Librarians are Uniquely Positioned to be at the Heart of This Growing Trend
By Eric Dewey, Principal at Group Dewey Consulting
Companies that run into legal issues, more often than not, had warning signs which provided clues to these developing problems. Warning signs are, almost by definition, easy to see in hindsight. The challenge is in accurately forecasting which of the many unusual business activities of a business, over time, are reliable predictors of future problems. Fortunately, several industries have worn a path that law firms can use to help them develop these financial forecasting skills. If law firms stay informed and pay close attention to these clues, they can gain a competitive business development advantage, learn a company’s business more deeply, and provide distinctive value to clients and prospects.

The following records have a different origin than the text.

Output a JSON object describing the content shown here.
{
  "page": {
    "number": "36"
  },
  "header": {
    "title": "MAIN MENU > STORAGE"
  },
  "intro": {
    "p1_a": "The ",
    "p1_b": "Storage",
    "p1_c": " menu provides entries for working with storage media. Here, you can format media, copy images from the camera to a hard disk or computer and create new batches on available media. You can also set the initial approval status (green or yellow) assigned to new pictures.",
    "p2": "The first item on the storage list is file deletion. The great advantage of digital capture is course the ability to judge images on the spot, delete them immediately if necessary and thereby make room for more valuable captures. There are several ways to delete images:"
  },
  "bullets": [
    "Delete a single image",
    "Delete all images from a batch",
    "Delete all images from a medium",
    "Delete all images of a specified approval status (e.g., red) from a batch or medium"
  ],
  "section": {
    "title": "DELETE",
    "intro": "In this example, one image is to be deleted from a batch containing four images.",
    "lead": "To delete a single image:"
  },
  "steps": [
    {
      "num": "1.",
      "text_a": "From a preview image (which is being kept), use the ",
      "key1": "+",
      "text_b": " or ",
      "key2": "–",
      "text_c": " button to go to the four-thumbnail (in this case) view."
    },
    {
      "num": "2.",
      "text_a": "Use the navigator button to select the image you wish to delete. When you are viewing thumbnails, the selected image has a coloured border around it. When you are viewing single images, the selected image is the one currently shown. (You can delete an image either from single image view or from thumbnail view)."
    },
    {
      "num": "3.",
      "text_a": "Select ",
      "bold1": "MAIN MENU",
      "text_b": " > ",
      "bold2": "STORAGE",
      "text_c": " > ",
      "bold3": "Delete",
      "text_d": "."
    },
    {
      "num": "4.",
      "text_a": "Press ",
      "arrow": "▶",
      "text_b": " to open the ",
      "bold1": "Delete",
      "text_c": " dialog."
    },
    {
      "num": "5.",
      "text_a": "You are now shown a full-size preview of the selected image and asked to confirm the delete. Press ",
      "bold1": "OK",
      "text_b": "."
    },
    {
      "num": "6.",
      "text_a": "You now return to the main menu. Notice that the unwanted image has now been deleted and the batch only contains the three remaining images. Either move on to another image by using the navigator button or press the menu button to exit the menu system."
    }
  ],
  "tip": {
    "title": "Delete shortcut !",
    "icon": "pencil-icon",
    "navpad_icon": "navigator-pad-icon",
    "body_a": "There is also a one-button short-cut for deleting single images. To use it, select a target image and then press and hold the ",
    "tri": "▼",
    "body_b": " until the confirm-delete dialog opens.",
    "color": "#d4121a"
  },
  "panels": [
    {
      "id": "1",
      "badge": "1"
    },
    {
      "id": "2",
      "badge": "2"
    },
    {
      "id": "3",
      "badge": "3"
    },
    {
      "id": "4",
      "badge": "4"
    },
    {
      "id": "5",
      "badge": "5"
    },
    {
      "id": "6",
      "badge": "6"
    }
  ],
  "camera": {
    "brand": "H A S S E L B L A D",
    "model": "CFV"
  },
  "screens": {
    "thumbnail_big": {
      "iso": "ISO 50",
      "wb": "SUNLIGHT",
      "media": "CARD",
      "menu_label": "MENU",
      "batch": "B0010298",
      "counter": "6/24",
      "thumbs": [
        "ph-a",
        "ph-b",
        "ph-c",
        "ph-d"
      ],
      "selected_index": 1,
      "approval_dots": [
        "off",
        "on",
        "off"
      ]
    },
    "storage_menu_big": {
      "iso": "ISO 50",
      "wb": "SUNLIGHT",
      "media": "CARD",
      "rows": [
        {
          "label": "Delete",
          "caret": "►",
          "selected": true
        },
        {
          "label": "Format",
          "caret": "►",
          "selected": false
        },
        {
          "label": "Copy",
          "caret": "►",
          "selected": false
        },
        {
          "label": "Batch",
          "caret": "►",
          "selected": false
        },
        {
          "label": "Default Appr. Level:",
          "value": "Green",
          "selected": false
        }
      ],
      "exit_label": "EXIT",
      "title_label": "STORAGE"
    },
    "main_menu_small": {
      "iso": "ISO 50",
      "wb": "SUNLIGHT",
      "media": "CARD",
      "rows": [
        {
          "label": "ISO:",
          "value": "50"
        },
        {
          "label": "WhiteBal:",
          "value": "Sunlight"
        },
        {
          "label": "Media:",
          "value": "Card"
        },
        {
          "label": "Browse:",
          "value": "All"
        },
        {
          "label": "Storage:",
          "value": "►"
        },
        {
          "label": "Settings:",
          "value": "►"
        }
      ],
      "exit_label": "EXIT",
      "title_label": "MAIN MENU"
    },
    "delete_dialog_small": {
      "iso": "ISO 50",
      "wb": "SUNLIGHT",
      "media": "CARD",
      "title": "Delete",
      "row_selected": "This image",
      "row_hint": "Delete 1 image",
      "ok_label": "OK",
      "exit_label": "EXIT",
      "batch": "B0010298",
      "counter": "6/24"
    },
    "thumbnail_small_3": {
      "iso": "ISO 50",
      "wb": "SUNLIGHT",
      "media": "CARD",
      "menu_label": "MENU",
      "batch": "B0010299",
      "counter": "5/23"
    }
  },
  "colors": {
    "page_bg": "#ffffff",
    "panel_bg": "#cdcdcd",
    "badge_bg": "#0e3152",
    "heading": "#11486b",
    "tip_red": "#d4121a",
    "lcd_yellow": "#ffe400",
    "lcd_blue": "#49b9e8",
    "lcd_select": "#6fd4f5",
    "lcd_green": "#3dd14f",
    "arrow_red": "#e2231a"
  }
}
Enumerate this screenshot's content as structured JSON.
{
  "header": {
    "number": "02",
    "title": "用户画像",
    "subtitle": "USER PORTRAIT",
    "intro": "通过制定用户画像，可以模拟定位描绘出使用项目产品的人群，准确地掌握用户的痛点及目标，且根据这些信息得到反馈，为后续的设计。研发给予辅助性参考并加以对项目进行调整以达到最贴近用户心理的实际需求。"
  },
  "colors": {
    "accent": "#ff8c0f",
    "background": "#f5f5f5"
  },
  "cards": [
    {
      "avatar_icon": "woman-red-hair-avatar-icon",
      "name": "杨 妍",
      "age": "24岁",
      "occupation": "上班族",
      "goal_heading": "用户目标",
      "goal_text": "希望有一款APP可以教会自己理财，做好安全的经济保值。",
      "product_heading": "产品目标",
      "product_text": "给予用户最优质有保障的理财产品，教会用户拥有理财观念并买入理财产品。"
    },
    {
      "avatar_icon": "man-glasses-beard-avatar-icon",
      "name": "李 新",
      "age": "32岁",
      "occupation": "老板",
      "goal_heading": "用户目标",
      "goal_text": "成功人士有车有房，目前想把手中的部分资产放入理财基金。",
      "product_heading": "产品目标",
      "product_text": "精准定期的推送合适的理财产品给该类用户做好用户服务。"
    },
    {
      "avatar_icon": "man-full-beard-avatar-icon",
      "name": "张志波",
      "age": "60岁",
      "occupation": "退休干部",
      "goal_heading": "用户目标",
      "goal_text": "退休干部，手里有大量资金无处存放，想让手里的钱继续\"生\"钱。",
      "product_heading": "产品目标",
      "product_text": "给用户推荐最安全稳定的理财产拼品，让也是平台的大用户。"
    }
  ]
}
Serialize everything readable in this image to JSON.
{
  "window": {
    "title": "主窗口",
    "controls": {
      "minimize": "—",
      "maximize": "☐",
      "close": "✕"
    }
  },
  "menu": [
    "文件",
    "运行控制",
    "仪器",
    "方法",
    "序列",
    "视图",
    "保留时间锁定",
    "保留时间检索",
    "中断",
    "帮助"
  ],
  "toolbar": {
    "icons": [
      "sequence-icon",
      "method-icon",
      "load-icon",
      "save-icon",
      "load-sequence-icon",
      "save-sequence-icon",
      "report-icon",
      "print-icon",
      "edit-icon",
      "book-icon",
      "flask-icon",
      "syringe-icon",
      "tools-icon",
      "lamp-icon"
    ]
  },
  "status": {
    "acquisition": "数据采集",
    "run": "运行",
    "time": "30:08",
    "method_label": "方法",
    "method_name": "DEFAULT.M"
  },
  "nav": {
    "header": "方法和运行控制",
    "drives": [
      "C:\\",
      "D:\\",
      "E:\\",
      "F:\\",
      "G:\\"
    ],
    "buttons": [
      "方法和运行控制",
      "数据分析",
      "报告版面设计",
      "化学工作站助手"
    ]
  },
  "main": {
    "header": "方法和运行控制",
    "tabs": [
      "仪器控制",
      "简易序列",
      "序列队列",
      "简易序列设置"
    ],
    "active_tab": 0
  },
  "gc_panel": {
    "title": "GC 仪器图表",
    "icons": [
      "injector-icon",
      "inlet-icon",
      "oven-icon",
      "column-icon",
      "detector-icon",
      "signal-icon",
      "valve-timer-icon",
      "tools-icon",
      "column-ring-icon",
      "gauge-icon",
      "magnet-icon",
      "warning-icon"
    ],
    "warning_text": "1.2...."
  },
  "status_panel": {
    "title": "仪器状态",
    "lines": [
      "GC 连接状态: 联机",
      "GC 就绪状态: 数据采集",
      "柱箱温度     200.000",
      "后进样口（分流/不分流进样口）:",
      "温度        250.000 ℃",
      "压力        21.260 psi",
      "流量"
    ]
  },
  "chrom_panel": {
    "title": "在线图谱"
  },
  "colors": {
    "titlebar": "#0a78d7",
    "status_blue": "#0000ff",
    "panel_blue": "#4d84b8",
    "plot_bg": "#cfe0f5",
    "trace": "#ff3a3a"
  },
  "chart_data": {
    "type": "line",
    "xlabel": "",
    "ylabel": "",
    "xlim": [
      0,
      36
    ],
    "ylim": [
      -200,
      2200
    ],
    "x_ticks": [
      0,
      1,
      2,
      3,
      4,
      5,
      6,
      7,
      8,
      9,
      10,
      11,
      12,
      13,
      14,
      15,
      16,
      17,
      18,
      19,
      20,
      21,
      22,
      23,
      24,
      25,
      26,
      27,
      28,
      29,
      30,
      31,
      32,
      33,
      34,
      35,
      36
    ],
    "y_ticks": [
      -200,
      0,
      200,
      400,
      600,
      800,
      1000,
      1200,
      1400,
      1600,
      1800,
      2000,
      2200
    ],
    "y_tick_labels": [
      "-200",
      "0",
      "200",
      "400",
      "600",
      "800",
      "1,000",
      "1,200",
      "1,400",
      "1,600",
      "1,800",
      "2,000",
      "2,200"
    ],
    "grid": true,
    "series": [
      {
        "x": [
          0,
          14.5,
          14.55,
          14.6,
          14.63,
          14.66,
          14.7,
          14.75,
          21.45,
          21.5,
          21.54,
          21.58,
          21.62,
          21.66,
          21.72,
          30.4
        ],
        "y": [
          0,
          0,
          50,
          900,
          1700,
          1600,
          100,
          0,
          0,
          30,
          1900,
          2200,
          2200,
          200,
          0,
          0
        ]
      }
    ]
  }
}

And librarians are well situated to be at the heart of this growing trend among law firms to gather rich data about their clients.
By Julie Bozzell, Chief Research and Knowledge Services Officer, Hogan Lovells
Finding who knows what or has experience doing XYZ quickly in most law firms today is not as simple as we’d like it to be. At ILTACON in August, I participated in a panel titled “Finding a Needle in a Haystack with 21st Century Expertise Systems.” Other panelists included Kate Cain, Director of Market Intelligence at Sidley Austin LLP; Marybeth Corbett, Director of Knowledge Asset Services at WilmerHale; and Joshua Fireman of Fireman & Company.
Our session included discussion of expertise v. experience, expertise systems and solutions, why firms need expertise location tools, and the fun range of challenges that exist with implementing any such solution in a law firm. I emphasized to the audience the expertise librarians can bring to these projects based on their experience with, and love of, developing and managing controlled vocabularies and taxonomies. Along with that, librarians and information professionals have a deep passion for searching and for refining search tools to better meet our discovery needs.
ILTACON Session Description:
Expertise location systems are ubiquitous at law firms of all sizes and are key solutions that help with everything from responding to client proposals to finding the right attorney to help with a particular matter. An effective expertise location tool can be a differentiator for law firms, yet they are tricky because of the need to pull together multiple sources of information while providing clear answers. People from the trenches will share their experiences of implementing various solutions and tips and tricks to keep in mind when you’re evaluating a new solution.
Jean O’Grady, Senior Director of Research & Knowledge at DLA Piper and blogger at Dewey B. Strategic, was recently interviewed for an ABA Journal Legal Rebels podcast. Jean has been a long-time law firm librarian and is an active member of the American Association of Law Libraries. She has served in several leadership roles for the Private Law Librarians and Information Professionals’ Special Interest Section, and now she can also claim the title of “legal rebel.”
Listen to the podcast to hear Jean discuss the strategic role information professionals are playing in law firms and how law firm information and research centers are helping keep attorneys ahead of the curve.
Emily Florio’s post on attending ILTACON mentioned some of the private law librarians and information professionals that presented. Katherine Lowry, Director of Practice Services at BakerHostetler, participated as a panelist for the session, “The Social Collaboration Tools Making a Meal Out of Email”. The session focused on social collaboration tools, such as Slack, ThreadKM, Yammer, and Beezy, that law firms are using to facilitate collaboration and to help stem the endless stream of e-mail messages.
Katherine contributed to the panel by discussing BakerHostetler’s use of Yammer, and described the roll-out and adoption process. According to Katherine, “[I]t was a great panel filled with a diverse set of products supporting social networks in the legal industry”, and she’s happy to see “social networks gaining even more momentum”. She recommended the recap of the presentation written by Sameena Kluck, a Strategic Account Executive for Thomson Reuters and Westlaw.
The session’s moderator was Patrick DiDomenico, Chief Knowledge Officer at Ogletree, Deakins, Nash, Smoak & Stewart. Other panelists included Ginevra Saylor, National Director of Knowledge Management at Dentons; Raul Taveras, Manager of Litigation Technology Solutions at Fish & Richardson P.C., and Cindy Thurston Bare, Director of Knowledge Management at Orrick.
By Emily R. Florio, Director of Library Services at Finnegan, Henderson, Farabow, Garrett & Dunner, LLP
From August 28 through September 1, ILTACON, the International Legal Technology Association’s annual conference, took over National Harbor, Maryland. The conference filled the immediate area with close to 200 educational sessions, presented by more than 350 speakers, on topics such as information management, business management, applications/desktop and technology operations. Just from this small sampling of topics that are of interest to ILTACON attendees, it is clear that there are opportunities for law librarians and information professionals to be involved with creating and attending programming during this event.